@ the El Rey Theater – October 25, 2009
Jello Biafra must wake up early each morning, because he seems to get a lot done. With his role in the Dead Kennedys, the Melvins, his political campaigns, and now a new band, it was surprising for me to see him step directly off the street from a white Honda and through the front doors of the theater. Not that one would expect Biafra, of all people, to show up in a limo or sneak through the back, but because he actually did choose to expose himself to the public and eschewed the pretenses of modern music celebrities. Nobody put this reviewer’s name on the press list as a result of a clerical error somewhere along the way. Someone at the venue contacted Biafra once they realized the mistake, and Biafra himself granted this reviewer’s entry into the venue, something that would most likely never happen in the insulated world of performances.
One could tell immediately what kind of music to expect from looking at the audience. Biafra, in many ways, epitomizes a certain strain of punk rock, no less than his followers. Not a small portion of the audience donned the full punk regalia, Mohawks and leathers included, making the audience part urbanite social and part freak. In the time before his performance Biafra wandered the floor, talking with everyone who approached him. Freak or not, it didn’t seem to matter. He supplied the common thread through all of them with his music and ideals, and it was a small enough venue that it would be safe for him to open himself up to everyone without feeling overwhelmed.
The band started and Biafra walked onstage wearing a jacket and shirt made from the design of the American flag.

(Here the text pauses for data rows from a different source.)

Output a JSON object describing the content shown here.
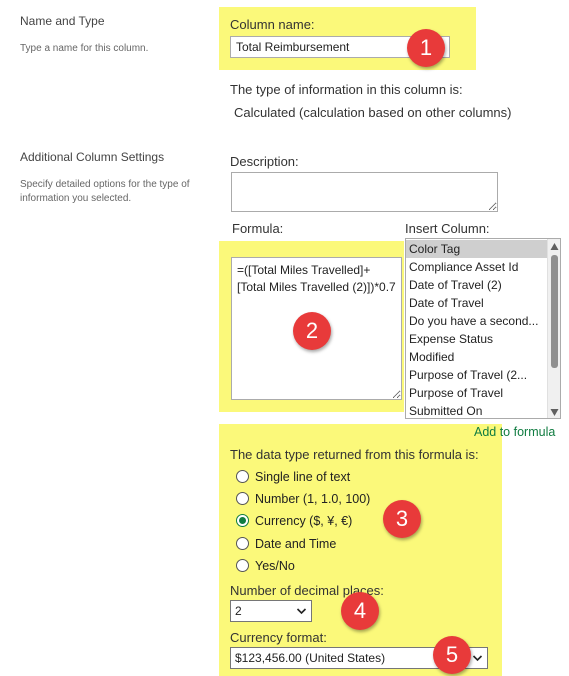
{
  "section_name": {
    "title": "Name and Type",
    "description": "Type a name for this column."
  },
  "column_name": {
    "label": "Column name:",
    "value": "Total Reimbursement"
  },
  "type_info": {
    "label": "The type of information in this column is:",
    "value": "Calculated (calculation based on other columns)"
  },
  "section_additional": {
    "title": "Additional Column Settings",
    "description": "Specify detailed options for the type of information you selected."
  },
  "description_field": {
    "label": "Description:",
    "value": ""
  },
  "formula": {
    "label": "Formula:",
    "value": "=([Total Miles Travelled]+[Total Miles Travelled (2)])*0.7"
  },
  "insert_column": {
    "label": "Insert Column:",
    "items": [
      "Color Tag",
      "Compliance Asset Id",
      "Date of Travel (2)",
      "Date of Travel",
      "Do you have a second...",
      "Expense Status",
      "Modified",
      "Purpose of Travel (2...",
      "Purpose of Travel",
      "Submitted On"
    ],
    "selected_index": 0,
    "add_link": "Add to formula"
  },
  "return_type": {
    "label": "The data type returned from this formula is:",
    "options": [
      "Single line of text",
      "Number (1, 1.0, 100)",
      "Currency ($, ¥, €)",
      "Date and Time",
      "Yes/No"
    ],
    "selected_index": 2
  },
  "decimal_places": {
    "label": "Number of decimal places:",
    "value": "2"
  },
  "currency_format": {
    "label": "Currency format:",
    "value": "$123,456.00 (United States)"
  },
  "badges": [
    "1",
    "2",
    "3",
    "4",
    "5"
  ],
  "colors": {
    "highlight": "#fbf97a",
    "badge": "#e83a3a",
    "accent": "#107c41"
  }
}
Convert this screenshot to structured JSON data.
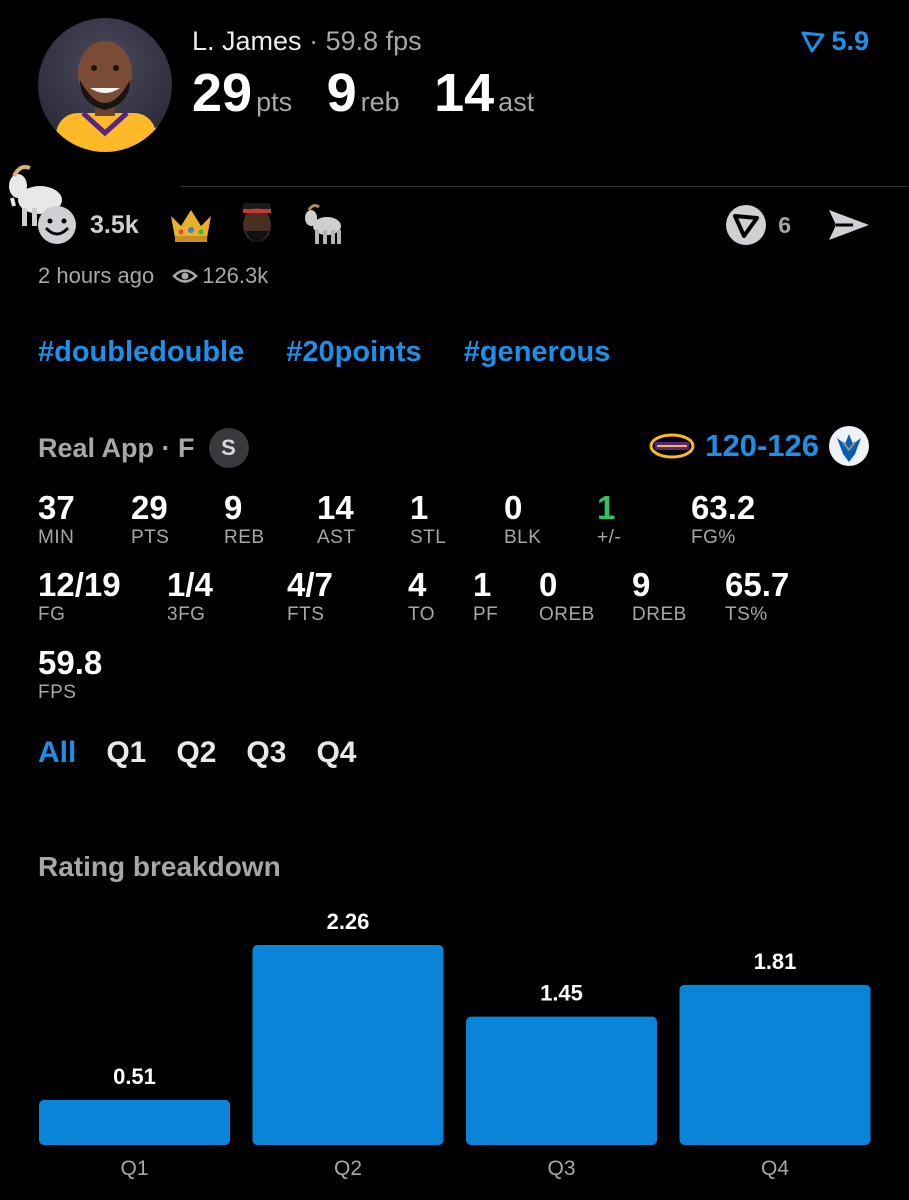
{
  "header": {
    "player_name": "L. James",
    "separator": "·",
    "fps_text": "59.8 fps",
    "rating": "5.9",
    "pts": "29",
    "pts_unit": "pts",
    "reb": "9",
    "reb_unit": "reb",
    "ast": "14",
    "ast_unit": "ast"
  },
  "reactions": {
    "count": "3.5k",
    "emojis": [
      "crown-emoji",
      "player-emoji",
      "goat-emoji"
    ],
    "comment_count": "6"
  },
  "meta": {
    "time": "2 hours ago",
    "views": "126.3k"
  },
  "hashtags": [
    "#doubledouble",
    "#20points",
    "#generous"
  ],
  "game": {
    "source": "Real App · F",
    "badge": "S",
    "score_home": "120",
    "score_dash": "-",
    "score_away": "126"
  },
  "stats": [
    {
      "value": "37",
      "label": "MIN"
    },
    {
      "value": "29",
      "label": "PTS"
    },
    {
      "value": "9",
      "label": "REB"
    },
    {
      "value": "14",
      "label": "AST"
    },
    {
      "value": "1",
      "label": "STL"
    },
    {
      "value": "0",
      "label": "BLK"
    },
    {
      "value": "1",
      "label": "+/-"
    },
    {
      "value": "63.2",
      "label": "FG%"
    },
    {
      "value": "12/19",
      "label": "FG"
    },
    {
      "value": "1/4",
      "label": "3FG"
    },
    {
      "value": "4/7",
      "label": "FTS"
    },
    {
      "value": "4",
      "label": "TO"
    },
    {
      "value": "1",
      "label": "PF"
    },
    {
      "value": "0",
      "label": "OREB"
    },
    {
      "value": "9",
      "label": "DREB"
    },
    {
      "value": "65.7",
      "label": "TS%"
    },
    {
      "value": "59.8",
      "label": "FPS"
    }
  ],
  "tabs": [
    "All",
    "Q1",
    "Q2",
    "Q3",
    "Q4"
  ],
  "active_tab": "All",
  "breakdown_title": "Rating breakdown",
  "colors": {
    "accent": "#1d8fe6",
    "bar": "#0a84d8",
    "positive": "#2ec26a",
    "lakers_gold": "#fdb927",
    "lakers_purple": "#552583"
  },
  "chart_data": {
    "type": "bar",
    "categories": [
      "Q1",
      "Q2",
      "Q3",
      "Q4"
    ],
    "values": [
      0.51,
      2.26,
      1.45,
      1.81
    ],
    "data_labels": [
      "0.51",
      "2.26",
      "1.45",
      "1.81"
    ],
    "title": "Rating breakdown",
    "ylim": [
      0,
      2.26
    ],
    "grid": false
  }
}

Clearly, music was not the only thing on Biafra’s mind. He introduced every song with its intended message, expounding on how America needs reform and in what ways. He touched on the current state of Capitalism equating to feudalism, the evils of working in a cubicle for corporations, the dangers of Obama’s health care bill, and in particular, the opinion that all the former Bush administration should be charged with war crimes for using torture. He also heavily criticized San Francisco mayor Gavin Newsom, calling him a combination of the worst parts of Feinstein, former Governor Gray Davis, and Tom Cruise, and told people to do everything they could to prevent him from working any longer in office. He also, at one point, declared the War on Drugs a waste of time, money, and lives.
People in the mosh pit ate all this up. People flipped off the air and screamed things like “fuck the War on Drugs” before running in a circle while shoving and pushing anyone who got in their way. A performance of the classic Dead Kennedys’ song “Holiday in Cambodia” drew a huge crowd to the pit. One could see the audience members on the outskirts tossing water on the floor under the feet of people in the mosh pit. Needless to say a couple people went down.
Biafra himself, while the songs played, pantomimed little vignettes onstage that had to do with each song with the enthusiasm and energy worthy of Al Jolson. For “Holiday in Cambodia,” for example, he mimed a pacifist being forced to join the army and shoot at other people. It was the best-rehearsed skit, the song having been around for a while.
At the end of the set he delivered to everyone a message that it is possible to enact change in the world, and told everyone not to live complacently any longer, but to make as much noise in the world as possible. One can take or leave it at will, however, Biafra makes the whole concept entertaining as well as inspiring.